Close Look: Here’s Why the 2022 Nissan Pathfinder Is a Massive Leap Forward
I should start this close look at the 2022 Nissan Pathfinder with a bit of honesty. I wasn’t exactly a massive fan of the last-gen Pathfinder. Despite offering great value, the older model never truly impressed me with its interior quality or exterior aesthetic. However, I approached this brand-new model with an open mind, and my opinion on this family SUV did a complete 180.
Before I walk you through this all-new SUV, it is worth noting that I got my hands on a pre-production model. Regardless, here is what you can expect to see when it arrives in dealers this summer.
Is the 2022 Nissan Pathfinder completely re-designed?
In short, absolutely. The 2022 Nissan Pathfinder features a completely reworked aesthetic that features similar styling cues to the current Rogue. Upfront, you’ll find the brand’s V motion grille with large horizontal slats directly behind the front emblem. If I had to summarize the Pathfinder’s new look, it would be sharp, but not overstyled.
Nothing ages a mass-market vehicle quicker than overly complex design elements. Thankfully, the new Pathfinder strays away from this. Instead, you get strong pronounced body lines that seemingly cut through the front and rear fenders.
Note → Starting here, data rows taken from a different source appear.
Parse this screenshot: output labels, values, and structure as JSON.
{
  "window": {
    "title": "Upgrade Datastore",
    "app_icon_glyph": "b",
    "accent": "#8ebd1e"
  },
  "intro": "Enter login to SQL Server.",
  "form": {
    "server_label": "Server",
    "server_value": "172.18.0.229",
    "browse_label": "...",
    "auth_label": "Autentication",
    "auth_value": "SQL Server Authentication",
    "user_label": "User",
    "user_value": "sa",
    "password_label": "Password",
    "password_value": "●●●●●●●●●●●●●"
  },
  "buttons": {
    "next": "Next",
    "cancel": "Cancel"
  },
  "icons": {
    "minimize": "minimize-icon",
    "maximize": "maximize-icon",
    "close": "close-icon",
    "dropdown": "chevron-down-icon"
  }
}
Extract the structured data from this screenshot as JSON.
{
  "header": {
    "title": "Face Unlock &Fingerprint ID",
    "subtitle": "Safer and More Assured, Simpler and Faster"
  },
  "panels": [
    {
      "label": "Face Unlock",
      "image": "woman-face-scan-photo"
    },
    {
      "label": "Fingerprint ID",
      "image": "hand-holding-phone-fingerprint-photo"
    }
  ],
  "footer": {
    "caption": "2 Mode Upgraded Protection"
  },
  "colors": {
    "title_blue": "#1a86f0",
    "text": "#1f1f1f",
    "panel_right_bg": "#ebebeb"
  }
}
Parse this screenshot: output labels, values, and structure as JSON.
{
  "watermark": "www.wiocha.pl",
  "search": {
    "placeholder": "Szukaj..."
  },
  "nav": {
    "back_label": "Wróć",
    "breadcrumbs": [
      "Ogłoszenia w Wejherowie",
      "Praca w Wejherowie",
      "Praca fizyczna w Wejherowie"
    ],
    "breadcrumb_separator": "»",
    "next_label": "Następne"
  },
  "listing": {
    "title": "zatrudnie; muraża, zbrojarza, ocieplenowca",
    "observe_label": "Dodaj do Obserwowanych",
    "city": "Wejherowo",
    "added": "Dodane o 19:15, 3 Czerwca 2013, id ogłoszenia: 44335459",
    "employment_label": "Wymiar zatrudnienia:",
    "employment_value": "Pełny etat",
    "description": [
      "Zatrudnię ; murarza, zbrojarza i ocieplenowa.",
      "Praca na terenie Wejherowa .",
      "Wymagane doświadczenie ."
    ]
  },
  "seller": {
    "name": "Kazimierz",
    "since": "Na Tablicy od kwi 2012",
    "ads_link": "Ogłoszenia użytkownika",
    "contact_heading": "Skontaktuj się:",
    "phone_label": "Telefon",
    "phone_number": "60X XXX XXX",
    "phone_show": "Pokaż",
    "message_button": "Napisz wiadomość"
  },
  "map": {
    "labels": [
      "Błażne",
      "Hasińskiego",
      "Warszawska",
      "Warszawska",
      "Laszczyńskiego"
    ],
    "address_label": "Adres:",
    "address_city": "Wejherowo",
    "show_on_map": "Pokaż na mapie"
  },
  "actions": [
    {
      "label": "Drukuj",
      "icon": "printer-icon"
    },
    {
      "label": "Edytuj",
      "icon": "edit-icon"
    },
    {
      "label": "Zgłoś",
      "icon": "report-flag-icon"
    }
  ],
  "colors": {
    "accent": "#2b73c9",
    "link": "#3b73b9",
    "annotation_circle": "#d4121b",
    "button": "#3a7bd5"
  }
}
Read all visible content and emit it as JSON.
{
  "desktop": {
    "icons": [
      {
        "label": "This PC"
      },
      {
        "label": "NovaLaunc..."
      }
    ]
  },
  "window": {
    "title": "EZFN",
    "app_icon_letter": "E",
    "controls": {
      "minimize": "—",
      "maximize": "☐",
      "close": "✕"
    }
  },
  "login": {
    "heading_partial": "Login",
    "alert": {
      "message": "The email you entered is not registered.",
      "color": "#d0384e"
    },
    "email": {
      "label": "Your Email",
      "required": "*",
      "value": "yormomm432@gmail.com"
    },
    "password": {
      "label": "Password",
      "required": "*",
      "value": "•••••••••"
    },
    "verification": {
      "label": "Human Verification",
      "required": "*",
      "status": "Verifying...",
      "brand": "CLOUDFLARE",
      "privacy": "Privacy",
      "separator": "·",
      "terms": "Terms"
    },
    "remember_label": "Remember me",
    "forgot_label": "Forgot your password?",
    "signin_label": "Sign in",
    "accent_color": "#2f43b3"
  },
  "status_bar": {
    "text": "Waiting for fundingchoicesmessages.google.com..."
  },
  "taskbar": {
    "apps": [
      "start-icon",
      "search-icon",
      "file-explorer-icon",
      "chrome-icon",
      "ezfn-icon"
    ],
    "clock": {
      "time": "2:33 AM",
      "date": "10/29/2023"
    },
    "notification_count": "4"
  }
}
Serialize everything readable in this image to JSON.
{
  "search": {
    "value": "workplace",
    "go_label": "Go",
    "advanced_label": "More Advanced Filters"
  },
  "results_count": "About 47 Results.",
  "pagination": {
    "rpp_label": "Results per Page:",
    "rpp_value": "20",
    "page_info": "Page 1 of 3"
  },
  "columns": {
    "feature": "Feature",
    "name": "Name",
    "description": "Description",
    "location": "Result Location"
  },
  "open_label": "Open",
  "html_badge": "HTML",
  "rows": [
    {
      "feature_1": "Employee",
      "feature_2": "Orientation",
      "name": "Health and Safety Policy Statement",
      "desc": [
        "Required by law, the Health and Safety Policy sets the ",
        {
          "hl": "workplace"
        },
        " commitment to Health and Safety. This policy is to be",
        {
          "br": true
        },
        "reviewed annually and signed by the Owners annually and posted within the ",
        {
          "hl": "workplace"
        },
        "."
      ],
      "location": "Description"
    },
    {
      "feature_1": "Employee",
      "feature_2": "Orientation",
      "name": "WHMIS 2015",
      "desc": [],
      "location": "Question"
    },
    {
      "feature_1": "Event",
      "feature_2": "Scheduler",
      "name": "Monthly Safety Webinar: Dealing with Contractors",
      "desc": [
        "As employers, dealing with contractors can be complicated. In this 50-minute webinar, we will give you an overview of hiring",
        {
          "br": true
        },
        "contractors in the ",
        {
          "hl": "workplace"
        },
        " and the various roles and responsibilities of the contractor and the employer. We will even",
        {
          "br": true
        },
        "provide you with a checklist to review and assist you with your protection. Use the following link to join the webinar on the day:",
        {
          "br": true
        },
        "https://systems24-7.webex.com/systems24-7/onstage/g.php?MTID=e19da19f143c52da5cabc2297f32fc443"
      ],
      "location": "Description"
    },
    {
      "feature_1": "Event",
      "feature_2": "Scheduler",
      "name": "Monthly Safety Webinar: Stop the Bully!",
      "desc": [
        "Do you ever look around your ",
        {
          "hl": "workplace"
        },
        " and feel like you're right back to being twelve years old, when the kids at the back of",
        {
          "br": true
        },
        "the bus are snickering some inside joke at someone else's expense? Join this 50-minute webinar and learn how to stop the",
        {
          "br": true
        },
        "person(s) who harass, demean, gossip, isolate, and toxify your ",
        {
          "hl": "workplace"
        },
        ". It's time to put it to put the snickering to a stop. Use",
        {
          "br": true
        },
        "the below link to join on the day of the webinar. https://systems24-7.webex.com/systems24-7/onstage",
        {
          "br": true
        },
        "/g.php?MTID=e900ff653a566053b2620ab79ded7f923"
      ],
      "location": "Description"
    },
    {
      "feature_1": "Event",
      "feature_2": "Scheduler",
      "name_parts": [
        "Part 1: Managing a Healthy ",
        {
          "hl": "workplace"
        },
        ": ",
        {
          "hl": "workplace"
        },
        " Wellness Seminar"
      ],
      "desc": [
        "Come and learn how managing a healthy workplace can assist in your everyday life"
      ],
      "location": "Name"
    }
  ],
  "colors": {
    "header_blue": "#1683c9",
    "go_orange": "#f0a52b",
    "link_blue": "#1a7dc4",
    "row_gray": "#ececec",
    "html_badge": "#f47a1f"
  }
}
Since these meet nicely with both the headlights and taillights, this SUV’s design feels quite cohesive in person.
One benefit to this design choice is that the 2022 Nissan Pathfinder looks more robust than previous generations, even muscular from some angles.
Nissan told me this new model takes inspiration from the 1987 model. This is most apparent in the rear end, where a major trim piece unites the taillights. Additionally, this carries that aforementioned shoulder line from the rear fender into the rear hatch.
My only drawback with this SUV’s exterior is the massive letters on the rear hatch. Since they are quite large, they can be quite distracting, taking some attention away from the rest of the elegant design.
The massive leap forward is in interior quality
Exterior aside, the best part of the 2022 Nissan Pathfinder is undoubtedly its interior. Despite looking at a pre-production model, all of the stitching and leather quality seem like a massive leap forward over the previous generation. This is especially noticeable once you sit inside and begin to poke around with some of its new gadgets.
Speaking of gadgets, you can now get an optional nine-inch infotainment screen housed in a glossy black bezel. This is an important detail since the rest of the interior features a combination of leather and plastic. Having the difference in color and texture serves to liven things up considerably. Most important of all, it makes the interior look quite premium.
To my surprise, the Platinum trim I looked at now has an optional 12.3-inch digital instrument cluster. Aside from its sheer size, the level of adjustability is massive, a major improvement from the last gen’s analog gauges. Aside from being pretty, it’ll allow you to clearly see information from the ProPilot driver assist and the variety of onboard safety systems.
Depending on the trim level, you can have seating for seven or eight people. However, the seven-seater version I saw had one unusual party trick. That’s because the center console in the second row is completely removable. If you’re going on a road trip, that extra space could be a lifesaver.
Is the 2022 Nissan Pathfinder built well?
We could sit here and talk about design or tech all day, but none of that matters if your daily driver isn’t built well. To this end, even a pre-production 2022 Nissan Pathfinder managed to impress me. During Nissan’s walkaround presentation, I found myself touching just about every surface and checking for squeaks and rattles. To my surprise, everything inside of this family SUV seems very well put together.
Admittedly, I’ll have to get on the road to test this fully. However, this family SUV impresses in the flesh thanks to its details and fit and finish. If you’ve previously written off the Pathfinder, this new model is definitely worth a closer look.